Dataset records:
↓↓↓

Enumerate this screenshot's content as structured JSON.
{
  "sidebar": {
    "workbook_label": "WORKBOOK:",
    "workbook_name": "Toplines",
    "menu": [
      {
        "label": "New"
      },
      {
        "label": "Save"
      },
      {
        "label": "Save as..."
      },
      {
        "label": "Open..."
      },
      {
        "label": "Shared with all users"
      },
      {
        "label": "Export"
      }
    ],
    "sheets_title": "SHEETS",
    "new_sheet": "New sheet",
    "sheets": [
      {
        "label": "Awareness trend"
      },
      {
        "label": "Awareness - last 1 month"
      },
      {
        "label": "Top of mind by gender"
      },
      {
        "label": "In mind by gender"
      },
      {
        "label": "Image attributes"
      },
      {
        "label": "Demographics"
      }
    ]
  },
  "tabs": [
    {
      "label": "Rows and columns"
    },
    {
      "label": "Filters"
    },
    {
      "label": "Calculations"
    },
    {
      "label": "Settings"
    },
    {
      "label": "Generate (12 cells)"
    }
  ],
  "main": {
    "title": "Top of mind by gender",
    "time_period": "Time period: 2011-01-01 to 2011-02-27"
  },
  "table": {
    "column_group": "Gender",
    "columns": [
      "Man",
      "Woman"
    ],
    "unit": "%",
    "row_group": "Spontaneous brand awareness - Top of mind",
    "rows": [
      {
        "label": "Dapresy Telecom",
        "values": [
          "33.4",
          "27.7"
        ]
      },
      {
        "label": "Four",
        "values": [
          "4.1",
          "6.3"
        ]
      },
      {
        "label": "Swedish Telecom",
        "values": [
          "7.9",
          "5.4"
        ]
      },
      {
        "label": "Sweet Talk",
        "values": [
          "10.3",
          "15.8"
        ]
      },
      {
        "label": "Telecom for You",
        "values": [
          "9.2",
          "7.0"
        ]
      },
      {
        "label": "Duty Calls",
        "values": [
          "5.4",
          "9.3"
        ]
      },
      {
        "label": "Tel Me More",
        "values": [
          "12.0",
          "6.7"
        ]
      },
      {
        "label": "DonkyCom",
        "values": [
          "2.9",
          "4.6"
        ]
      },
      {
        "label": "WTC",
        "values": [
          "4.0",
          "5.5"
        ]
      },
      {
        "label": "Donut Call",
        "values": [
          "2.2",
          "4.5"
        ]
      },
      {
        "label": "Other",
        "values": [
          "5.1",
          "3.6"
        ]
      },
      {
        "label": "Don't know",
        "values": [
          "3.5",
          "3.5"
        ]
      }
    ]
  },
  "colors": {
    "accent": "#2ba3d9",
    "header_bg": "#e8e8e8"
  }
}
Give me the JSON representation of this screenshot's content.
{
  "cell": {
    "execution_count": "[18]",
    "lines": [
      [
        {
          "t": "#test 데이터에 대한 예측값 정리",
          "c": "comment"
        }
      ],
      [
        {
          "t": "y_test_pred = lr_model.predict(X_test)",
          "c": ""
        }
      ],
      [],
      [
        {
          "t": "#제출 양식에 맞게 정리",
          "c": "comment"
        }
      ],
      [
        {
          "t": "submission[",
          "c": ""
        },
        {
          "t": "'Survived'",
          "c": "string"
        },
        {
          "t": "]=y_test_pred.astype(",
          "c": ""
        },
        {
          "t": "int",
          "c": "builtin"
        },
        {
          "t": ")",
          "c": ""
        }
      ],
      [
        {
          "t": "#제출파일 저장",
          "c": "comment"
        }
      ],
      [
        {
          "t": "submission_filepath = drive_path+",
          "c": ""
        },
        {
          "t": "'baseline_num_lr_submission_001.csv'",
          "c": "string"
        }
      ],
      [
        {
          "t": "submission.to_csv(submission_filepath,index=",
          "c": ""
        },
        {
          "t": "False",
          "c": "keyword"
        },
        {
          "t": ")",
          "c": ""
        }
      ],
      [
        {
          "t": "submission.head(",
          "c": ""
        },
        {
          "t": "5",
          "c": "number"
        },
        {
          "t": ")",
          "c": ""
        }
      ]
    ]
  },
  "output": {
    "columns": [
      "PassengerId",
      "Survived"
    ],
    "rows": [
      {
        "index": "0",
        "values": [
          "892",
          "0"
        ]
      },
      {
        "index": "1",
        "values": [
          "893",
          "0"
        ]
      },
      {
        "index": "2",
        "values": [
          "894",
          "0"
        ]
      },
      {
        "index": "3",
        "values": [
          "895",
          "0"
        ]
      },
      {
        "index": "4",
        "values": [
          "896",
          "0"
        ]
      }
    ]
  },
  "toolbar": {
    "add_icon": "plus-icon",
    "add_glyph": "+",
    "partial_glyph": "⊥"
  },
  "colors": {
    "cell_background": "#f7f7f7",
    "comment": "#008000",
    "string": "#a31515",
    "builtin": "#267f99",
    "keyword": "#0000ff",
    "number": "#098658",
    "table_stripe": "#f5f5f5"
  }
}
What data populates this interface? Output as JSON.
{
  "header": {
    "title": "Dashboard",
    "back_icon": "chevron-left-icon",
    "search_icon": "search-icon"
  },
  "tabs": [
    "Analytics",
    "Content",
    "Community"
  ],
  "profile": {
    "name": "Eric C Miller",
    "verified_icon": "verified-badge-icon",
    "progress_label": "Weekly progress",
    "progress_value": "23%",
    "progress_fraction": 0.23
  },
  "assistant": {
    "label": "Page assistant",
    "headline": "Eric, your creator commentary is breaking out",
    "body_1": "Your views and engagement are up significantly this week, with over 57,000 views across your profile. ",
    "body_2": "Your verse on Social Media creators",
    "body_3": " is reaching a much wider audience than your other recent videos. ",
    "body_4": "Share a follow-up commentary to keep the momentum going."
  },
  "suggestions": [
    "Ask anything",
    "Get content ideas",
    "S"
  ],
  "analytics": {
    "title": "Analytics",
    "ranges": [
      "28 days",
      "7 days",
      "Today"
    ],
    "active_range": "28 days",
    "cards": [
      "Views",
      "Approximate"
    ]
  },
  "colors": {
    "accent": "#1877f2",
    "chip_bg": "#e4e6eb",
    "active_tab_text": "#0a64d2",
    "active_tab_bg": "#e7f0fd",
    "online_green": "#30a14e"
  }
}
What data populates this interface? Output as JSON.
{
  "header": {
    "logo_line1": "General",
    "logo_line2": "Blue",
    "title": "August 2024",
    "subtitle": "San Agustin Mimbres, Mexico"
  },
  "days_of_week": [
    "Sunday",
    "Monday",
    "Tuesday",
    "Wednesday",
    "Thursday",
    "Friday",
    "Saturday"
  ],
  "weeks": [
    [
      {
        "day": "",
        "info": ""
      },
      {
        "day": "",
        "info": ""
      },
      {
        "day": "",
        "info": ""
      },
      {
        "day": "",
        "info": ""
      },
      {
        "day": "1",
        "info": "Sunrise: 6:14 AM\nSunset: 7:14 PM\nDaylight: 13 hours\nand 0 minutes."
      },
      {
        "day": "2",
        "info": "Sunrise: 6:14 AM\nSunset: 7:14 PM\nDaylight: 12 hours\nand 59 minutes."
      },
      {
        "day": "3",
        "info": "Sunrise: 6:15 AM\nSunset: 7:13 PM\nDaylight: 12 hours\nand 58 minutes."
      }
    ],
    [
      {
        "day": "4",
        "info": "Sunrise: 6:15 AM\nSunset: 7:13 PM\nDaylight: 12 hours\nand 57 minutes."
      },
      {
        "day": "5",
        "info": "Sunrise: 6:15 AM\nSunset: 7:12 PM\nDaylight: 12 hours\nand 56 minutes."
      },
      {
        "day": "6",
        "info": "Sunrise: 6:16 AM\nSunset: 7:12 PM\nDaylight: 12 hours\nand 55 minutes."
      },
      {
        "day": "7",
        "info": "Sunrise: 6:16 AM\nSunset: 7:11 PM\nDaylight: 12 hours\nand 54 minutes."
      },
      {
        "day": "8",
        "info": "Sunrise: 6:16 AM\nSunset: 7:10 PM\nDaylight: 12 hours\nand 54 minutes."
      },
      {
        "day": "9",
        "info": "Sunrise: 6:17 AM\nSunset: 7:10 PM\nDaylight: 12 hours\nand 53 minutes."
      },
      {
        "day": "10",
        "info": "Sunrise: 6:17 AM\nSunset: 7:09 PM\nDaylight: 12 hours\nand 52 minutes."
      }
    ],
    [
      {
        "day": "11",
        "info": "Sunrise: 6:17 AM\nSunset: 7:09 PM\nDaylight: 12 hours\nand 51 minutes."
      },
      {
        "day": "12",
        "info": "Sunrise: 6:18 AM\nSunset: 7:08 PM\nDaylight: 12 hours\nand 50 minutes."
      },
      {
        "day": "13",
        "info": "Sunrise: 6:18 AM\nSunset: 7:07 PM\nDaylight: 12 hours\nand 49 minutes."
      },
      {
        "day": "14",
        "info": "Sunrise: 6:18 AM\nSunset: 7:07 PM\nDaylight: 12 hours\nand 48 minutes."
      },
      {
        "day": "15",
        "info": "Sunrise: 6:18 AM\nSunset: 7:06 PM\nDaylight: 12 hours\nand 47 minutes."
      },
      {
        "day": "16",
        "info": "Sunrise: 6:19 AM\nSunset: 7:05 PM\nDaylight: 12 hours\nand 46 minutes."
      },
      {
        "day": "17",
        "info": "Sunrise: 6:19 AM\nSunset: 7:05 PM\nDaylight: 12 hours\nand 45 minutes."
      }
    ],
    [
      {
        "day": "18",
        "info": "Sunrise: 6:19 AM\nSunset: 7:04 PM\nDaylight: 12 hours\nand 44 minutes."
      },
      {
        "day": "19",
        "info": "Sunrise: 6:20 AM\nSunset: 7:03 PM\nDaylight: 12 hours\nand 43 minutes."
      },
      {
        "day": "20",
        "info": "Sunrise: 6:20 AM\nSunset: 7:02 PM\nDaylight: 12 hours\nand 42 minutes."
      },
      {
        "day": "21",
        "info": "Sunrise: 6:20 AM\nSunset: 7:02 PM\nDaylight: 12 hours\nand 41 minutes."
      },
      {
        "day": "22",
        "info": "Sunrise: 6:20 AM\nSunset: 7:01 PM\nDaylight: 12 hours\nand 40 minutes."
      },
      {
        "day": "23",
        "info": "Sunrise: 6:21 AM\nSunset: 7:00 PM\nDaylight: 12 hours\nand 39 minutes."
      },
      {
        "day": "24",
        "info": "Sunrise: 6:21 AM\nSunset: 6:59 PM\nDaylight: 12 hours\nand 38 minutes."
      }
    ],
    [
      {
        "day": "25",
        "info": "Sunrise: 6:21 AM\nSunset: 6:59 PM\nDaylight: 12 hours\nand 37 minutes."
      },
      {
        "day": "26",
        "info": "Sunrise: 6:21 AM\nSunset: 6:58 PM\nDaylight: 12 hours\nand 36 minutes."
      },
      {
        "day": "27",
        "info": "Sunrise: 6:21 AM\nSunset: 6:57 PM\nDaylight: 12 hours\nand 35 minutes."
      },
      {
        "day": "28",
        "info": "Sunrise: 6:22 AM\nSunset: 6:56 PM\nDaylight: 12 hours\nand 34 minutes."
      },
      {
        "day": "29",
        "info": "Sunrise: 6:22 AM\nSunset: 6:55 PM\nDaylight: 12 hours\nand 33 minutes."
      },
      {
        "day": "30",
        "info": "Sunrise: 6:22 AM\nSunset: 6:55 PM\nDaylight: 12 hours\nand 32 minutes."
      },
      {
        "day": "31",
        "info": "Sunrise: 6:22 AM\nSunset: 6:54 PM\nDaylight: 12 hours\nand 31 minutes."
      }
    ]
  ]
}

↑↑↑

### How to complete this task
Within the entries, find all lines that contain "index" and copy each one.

### Result of this exercise
          "t": "submission.to_csv(submission_filepath,index=",
        "index": "0",
        "index": "1",
        "index": "2",
        "index": "3",
        "index": "4",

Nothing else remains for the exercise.